Lisa

Rosie Einhorn, L.C.S.W. and Sherry Zimmerman, J.D., M.Sc.

Rosie and Sherry's Answer:

Dear Lisa,

People in their thirties shouldn’t be having the problem you describe. Unfortunately, we think that the man you’re dating will continue to act like a spoiled child until perhaps some day he has an epiphany and decides to grow up. The problem is that at the rate things are going, this will never happen.

By letting him live in their home and have absolutely no responsibilities, his parents have enabled his infantile lifestyle. They pay his bills, provide him with food, clothing, and entertainment equipment, and don’t expect him to do anything. If they ever did, they seem to have given up on their son at this point. He seems entrenched in his lazy, immature, spoiled lifestyle, and has made it clear to you that he envisions continuing it, at your expense, forever. And it seems that he is surrounded by friends who support his lack of drive and ambition – a welcoming audience when he complains about you to them.

If you stay with him and acquiesce because you are afraid he'll embarrass you in public, you’re letting him manipulate you – and thus you, too, are enabling his selfishness. If you stay with him and nag him all the time, you add fuel to your resentment and cause him to resent you as well. Neither of you will respect the other, and you'll be missing this very important cornerstone of a healthy relationship.

Your children will suffer severely from a mother who is drained from carrying the entire burden.

We understand that you are lonely, and that this man has a certain amount of charm and ability to enjoy life that makes you feel good about yourself. But you are missing a crucial element that a relationship needs to endure in a healthy way – a shared vision for the present and for the future. You envision a marriage where both of you are working together to support and raise a family, and he sees himself having fun, detached from all responsibility, having you take care of everything. You'll feel like a doormat and your children will suffer severely from a mother who is drained from carrying the entire burden of the home and family, and a father who is so selfish he will do nothing for them at all, cares little about their needs, etc.

In a healthy relationship, both partners want to give of themselves and know they are compromising for the sake of the relationship. The man you’re dating doesn’t seem to want to give of himself, or to compromise. What kind of a future would you have together? Moreover, it doesn’t seem to us that he's really interested in getting married to you. A man who wants to marry a woman is eager to do so, and to give her something nice even if he can’t afford a ring. He doesn’t tell her he'll get engaged when she buys one for herself. (And the next step, marriage, will take place when she saves up enough money to pay for everything…)

This is perhaps the most extreme example of selfishness and immaturity we've ever seen. We think that it's unlikely that anything you do or say will change this man's mindset. His motivation to change has to come from within, and from your description, he has little internal motivation. Dragging him to a therapist isn't going to help, because even if he agreed to go it would be to appease you, not because he wants to work on changing himself.

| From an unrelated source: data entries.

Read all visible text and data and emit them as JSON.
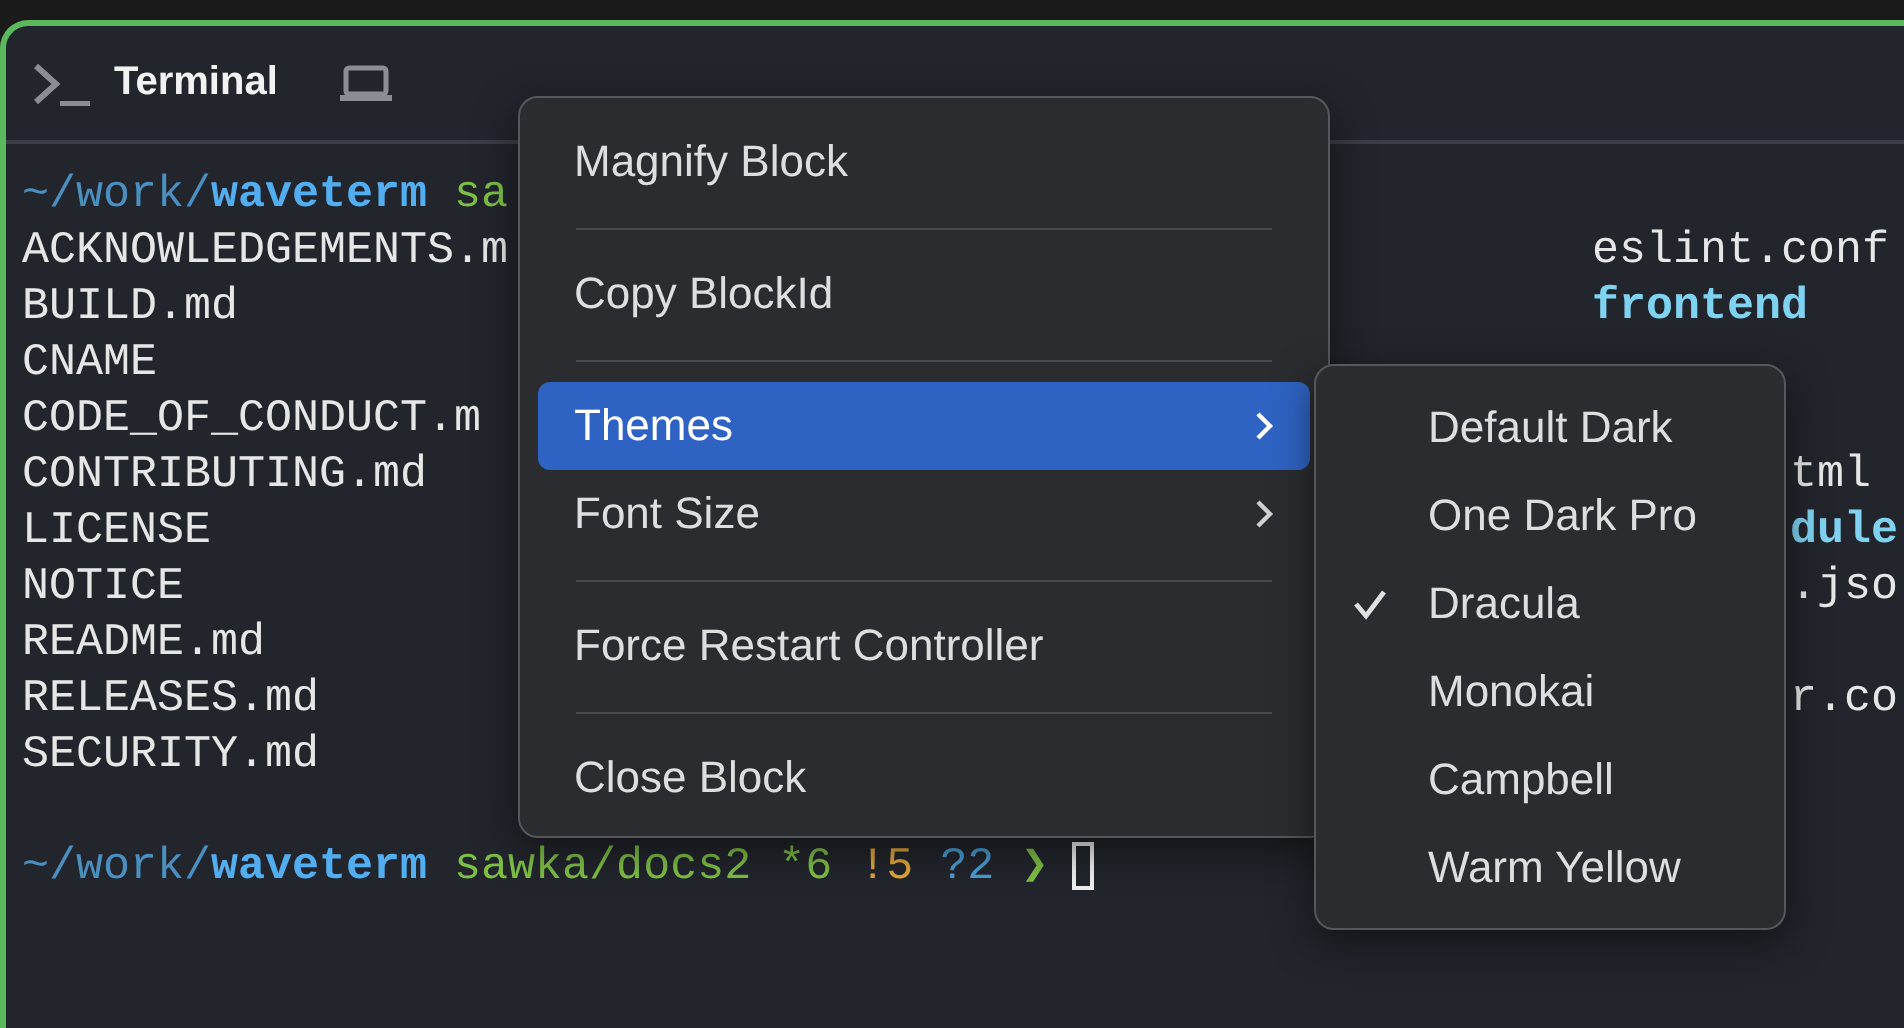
{
  "block": {
    "title": "Terminal"
  },
  "terminal": {
    "prompt_top": [
      {
        "text": "~/work/",
        "color": "#4a8fbf",
        "bold": false
      },
      {
        "text": "waveterm",
        "color": "#52aef0",
        "bold": true
      },
      {
        "text": " sa",
        "color": "#7ebf45",
        "bold": false
      }
    ],
    "rows": [
      {
        "left": "ACKNOWLEDGEMENTS.m",
        "right": {
          "text": "eslint.conf",
          "bold": false
        }
      },
      {
        "left": "BUILD.md",
        "right": {
          "text": "frontend",
          "bold": true
        }
      },
      {
        "left": "CNAME"
      },
      {
        "left": "CODE_OF_CONDUCT.m"
      },
      {
        "left": "CONTRIBUTING.md",
        "right": {
          "text": "tml",
          "bold": false
        }
      },
      {
        "left": "LICENSE",
        "right": {
          "text": "dule",
          "bold": true
        }
      },
      {
        "left": "NOTICE",
        "right": {
          "text": ".jso",
          "bold": false
        }
      },
      {
        "left": "README.md"
      },
      {
        "left": "RELEASES.md",
        "right": {
          "text": "r.co",
          "bold": false
        }
      },
      {
        "left": "SECURITY.md"
      }
    ],
    "prompt_bottom": [
      {
        "text": "~/work/",
        "color": "#4a8fbf",
        "bold": false
      },
      {
        "text": "waveterm",
        "color": "#52aef0",
        "bold": true
      },
      {
        "text": " sawka/docs2 *6",
        "color": "#7ebf45",
        "bold": false
      },
      {
        "text": " !5",
        "color": "#e2a73a",
        "bold": false
      },
      {
        "text": " ?2",
        "color": "#4a9fd4",
        "bold": false
      },
      {
        "text": " ❯",
        "color": "#7ebf45"
      }
    ]
  },
  "context_menu": {
    "items": [
      {
        "kind": "item",
        "label": "Magnify Block",
        "selected": false,
        "submenu": false
      },
      {
        "kind": "separator"
      },
      {
        "kind": "item",
        "label": "Copy BlockId",
        "selected": false,
        "submenu": false
      },
      {
        "kind": "separator"
      },
      {
        "kind": "item",
        "label": "Themes",
        "selected": true,
        "submenu": true
      },
      {
        "kind": "item",
        "label": "Font Size",
        "selected": false,
        "submenu": true
      },
      {
        "kind": "separator"
      },
      {
        "kind": "item",
        "label": "Force Restart Controller",
        "selected": false,
        "submenu": false
      },
      {
        "kind": "separator"
      },
      {
        "kind": "item",
        "label": "Close Block",
        "selected": false,
        "submenu": false
      }
    ]
  },
  "themes_menu": {
    "items": [
      {
        "label": "Default Dark",
        "checked": false
      },
      {
        "label": "One Dark Pro",
        "checked": false
      },
      {
        "label": "Dracula",
        "checked": true
      },
      {
        "label": "Monokai",
        "checked": false
      },
      {
        "label": "Campbell",
        "checked": false
      },
      {
        "label": "Warm Yellow",
        "checked": false
      }
    ]
  }
}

You can give him an ultimatum – grow up or you'll leave – and be clear that you are serious about leaving and moving on. If he wants you in his life, he may be influenced to become more serious about himself. We'd be genuinely surprised if he responded by getting out of bed and looking for a job (or a therapist). Instead, we think he will turn on the charm and try to persuade you to stay; or tell you that he doesn’t care, to see how you react; or make empty promises that he has no intention of fulfilling.

We hope you have enough self-respect to make the right choice – to become pro-active in trying to find someone who will be a true life partner. But that has to be your decision – and we know it will be a hard one to reach.

We wish you success in navigating the dating maze,

Rosie & Sherry